EXERCISE GOAL = Report back every line in the data that includes the string "have".

THE DATA: Begin

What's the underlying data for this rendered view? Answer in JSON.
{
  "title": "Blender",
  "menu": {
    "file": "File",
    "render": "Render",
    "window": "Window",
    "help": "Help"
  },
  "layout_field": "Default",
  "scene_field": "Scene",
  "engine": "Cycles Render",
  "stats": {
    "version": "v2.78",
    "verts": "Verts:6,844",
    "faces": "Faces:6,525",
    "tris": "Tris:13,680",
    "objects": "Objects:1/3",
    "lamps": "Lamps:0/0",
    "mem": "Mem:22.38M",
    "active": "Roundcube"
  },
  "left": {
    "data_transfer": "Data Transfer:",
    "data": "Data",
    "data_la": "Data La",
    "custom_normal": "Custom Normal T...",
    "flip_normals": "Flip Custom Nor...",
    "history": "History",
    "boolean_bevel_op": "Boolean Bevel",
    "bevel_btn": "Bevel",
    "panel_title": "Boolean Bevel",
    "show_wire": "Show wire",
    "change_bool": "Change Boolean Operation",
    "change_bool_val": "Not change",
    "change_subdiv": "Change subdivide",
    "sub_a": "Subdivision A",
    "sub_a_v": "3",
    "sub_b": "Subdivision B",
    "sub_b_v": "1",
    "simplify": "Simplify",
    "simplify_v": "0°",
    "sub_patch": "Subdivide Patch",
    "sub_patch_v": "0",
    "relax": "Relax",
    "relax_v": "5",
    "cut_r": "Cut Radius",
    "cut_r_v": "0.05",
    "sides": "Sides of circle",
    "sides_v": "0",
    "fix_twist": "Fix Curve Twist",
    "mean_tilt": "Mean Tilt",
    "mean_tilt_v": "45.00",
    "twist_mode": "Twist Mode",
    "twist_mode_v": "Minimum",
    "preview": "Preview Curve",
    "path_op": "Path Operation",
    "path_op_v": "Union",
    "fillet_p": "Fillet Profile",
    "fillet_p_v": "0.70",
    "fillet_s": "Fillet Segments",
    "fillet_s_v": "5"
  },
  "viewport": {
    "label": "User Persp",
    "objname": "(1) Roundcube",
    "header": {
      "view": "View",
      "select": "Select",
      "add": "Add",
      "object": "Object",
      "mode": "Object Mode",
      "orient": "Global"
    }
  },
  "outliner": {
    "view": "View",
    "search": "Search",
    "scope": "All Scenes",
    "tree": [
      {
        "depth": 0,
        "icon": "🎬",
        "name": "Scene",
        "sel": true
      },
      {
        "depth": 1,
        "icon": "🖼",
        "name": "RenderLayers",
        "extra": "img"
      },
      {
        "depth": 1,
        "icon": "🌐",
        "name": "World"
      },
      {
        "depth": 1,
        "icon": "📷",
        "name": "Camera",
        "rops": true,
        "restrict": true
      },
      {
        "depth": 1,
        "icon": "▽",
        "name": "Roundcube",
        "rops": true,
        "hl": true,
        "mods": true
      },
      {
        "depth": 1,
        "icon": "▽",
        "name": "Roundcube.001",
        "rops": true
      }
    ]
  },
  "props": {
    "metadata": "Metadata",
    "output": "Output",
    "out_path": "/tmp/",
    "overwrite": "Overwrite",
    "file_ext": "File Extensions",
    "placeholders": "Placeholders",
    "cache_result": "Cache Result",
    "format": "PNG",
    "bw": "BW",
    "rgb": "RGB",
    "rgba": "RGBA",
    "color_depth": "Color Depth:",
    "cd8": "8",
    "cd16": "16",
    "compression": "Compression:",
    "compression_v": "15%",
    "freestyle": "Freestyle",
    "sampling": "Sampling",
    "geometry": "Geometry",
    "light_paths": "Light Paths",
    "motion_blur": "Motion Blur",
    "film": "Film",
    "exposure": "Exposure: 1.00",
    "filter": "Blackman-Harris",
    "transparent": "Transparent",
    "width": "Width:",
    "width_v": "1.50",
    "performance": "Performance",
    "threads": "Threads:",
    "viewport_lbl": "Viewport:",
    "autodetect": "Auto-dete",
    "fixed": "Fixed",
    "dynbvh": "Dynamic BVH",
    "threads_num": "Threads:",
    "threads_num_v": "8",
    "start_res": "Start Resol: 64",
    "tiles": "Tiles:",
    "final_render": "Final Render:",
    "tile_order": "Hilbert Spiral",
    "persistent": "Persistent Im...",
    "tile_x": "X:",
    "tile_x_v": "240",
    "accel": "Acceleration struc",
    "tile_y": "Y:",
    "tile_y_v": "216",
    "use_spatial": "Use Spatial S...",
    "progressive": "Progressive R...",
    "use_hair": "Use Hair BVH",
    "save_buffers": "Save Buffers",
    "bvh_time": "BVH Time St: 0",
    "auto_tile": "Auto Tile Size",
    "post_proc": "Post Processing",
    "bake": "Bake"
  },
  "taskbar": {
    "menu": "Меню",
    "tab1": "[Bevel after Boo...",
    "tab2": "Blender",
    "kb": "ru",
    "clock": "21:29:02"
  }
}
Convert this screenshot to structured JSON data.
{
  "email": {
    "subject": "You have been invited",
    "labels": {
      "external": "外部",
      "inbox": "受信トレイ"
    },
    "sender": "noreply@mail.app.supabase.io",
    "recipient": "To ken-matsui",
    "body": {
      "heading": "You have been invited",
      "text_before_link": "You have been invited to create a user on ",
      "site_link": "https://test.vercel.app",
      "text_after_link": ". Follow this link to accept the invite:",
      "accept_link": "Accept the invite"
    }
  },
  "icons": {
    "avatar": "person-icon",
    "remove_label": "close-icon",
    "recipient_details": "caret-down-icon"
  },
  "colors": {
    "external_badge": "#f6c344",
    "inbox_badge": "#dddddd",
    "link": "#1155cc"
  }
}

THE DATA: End

WRITTEN REPLY =
    "subject": "You have been invited",
      "heading": "You have been invited",
      "text_before_link": "You have been invited to create a user on ",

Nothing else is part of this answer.